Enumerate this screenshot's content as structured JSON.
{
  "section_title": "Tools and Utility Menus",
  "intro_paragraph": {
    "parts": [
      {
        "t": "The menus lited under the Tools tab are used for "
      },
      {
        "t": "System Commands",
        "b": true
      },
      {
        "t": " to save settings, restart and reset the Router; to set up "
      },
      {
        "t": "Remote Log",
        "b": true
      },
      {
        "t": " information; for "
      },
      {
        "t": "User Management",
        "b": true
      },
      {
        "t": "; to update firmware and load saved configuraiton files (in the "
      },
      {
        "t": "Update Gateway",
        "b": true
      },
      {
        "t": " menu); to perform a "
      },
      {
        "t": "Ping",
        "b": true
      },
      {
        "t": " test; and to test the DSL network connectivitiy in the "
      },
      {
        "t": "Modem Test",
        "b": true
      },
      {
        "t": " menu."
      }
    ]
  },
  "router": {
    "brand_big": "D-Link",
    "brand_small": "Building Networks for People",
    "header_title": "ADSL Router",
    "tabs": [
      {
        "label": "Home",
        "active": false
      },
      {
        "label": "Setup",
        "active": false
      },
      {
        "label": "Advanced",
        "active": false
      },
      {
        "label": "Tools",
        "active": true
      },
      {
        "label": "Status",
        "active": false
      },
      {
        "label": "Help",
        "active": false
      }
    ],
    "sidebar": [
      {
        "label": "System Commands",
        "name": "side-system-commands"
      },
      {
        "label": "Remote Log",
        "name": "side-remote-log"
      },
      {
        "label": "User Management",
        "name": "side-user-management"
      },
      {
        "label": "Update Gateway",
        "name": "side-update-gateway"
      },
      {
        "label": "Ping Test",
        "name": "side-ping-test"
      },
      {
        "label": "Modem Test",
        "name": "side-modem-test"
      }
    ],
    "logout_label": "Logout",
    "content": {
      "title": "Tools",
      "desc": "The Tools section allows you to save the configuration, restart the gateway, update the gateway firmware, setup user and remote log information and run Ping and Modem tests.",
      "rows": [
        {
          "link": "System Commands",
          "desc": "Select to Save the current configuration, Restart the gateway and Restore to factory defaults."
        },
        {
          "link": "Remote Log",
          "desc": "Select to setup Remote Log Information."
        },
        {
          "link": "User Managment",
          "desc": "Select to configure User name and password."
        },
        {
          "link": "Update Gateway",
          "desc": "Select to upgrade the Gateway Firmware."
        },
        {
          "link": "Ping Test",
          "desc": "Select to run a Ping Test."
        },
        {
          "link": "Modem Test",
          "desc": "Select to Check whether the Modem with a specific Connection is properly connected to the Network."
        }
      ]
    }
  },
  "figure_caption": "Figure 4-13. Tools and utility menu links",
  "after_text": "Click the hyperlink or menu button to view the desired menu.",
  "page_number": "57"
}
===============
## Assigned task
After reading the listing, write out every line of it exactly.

## Answer for this exercise
Enumerate this screenshot's content as structured JSON.
{
  "section_title": "Tools and Utility Menus",
  "intro_paragraph": {
    "parts": [
      {
        "t": "The menus lited under the Tools tab are used for "
      },
      {
        "t": "System Commands",
        "b": true
      },
      {
        "t": " to save settings, restart and reset the Router; to set up "
      },
      {
        "t": "Remote Log",
        "b": true
      },
      {
        "t": " information; for "
      },
      {
        "t": "User Management",
        "b": true
      },
      {
        "t": "; to update firmware and load saved configuraiton files (in the "
      },
      {
        "t": "Update Gateway",
        "b": true
      },
      {
        "t": " menu); to perform a "
      },
      {
        "t": "Ping",
        "b": true
      },
      {
        "t": " test; and to test the DSL network connectivitiy in the "
      },
      {
        "t": "Modem Test",
        "b": true
      },
      {
        "t": " menu."
      }
    ]
  },
  "router": {
    "brand_big": "D-Link",
    "brand_small": "Building Networks for People",
    "header_title": "ADSL Router",
    "tabs": [
      {
        "label": "Home",
        "active": false
      },
      {
        "label": "Setup",
        "active": false
      },
      {
        "label": "Advanced",
        "active": false
      },
      {
        "label": "Tools",
        "active": true
      },
      {
        "label": "Status",
        "active": false
      },
      {
        "label": "Help",
        "active": false
      }
    ],
    "sidebar": [
      {
        "label": "System Commands",
        "name": "side-system-commands"
      },
      {
        "label": "Remote Log",
        "name": "side-remote-log"
      },
      {
        "label": "User Management",
        "name": "side-user-management"
      },
      {
        "label": "Update Gateway",
        "name": "side-update-gateway"
      },
      {
        "label": "Ping Test",
        "name": "side-ping-test"
      },
      {
        "label": "Modem Test",
        "name": "side-modem-test"
      }
    ],
    "logout_label": "Logout",
    "content": {
      "title": "Tools",
      "desc": "The Tools section allows you to save the configuration, restart the gateway, update the gateway firmware, setup user and remote log information and run Ping and Modem tests.",
      "rows": [
        {
          "link": "System Commands",
          "desc": "Select to Save the current configuration, Restart the gateway and Restore to factory defaults."
        },
        {
          "link": "Remote Log",
          "desc": "Select to setup Remote Log Information."
        },
        {
          "link": "User Managment",
          "desc": "Select to configure User name and password."
        },
        {
          "link": "Update Gateway",
          "desc": "Select to upgrade the Gateway Firmware."
        },
        {
          "link": "Ping Test",
          "desc": "Select to run a Ping Test."
        },
        {
          "link": "Modem Test",
          "desc": "Select to Check whether the Modem with a specific Connection is properly connected to the Network."
        }
      ]
    }
  },
  "figure_caption": "Figure 4-13. Tools and utility menu links",
  "after_text": "Click the hyperlink or menu button to view the desired menu.",
  "page_number": "57"
}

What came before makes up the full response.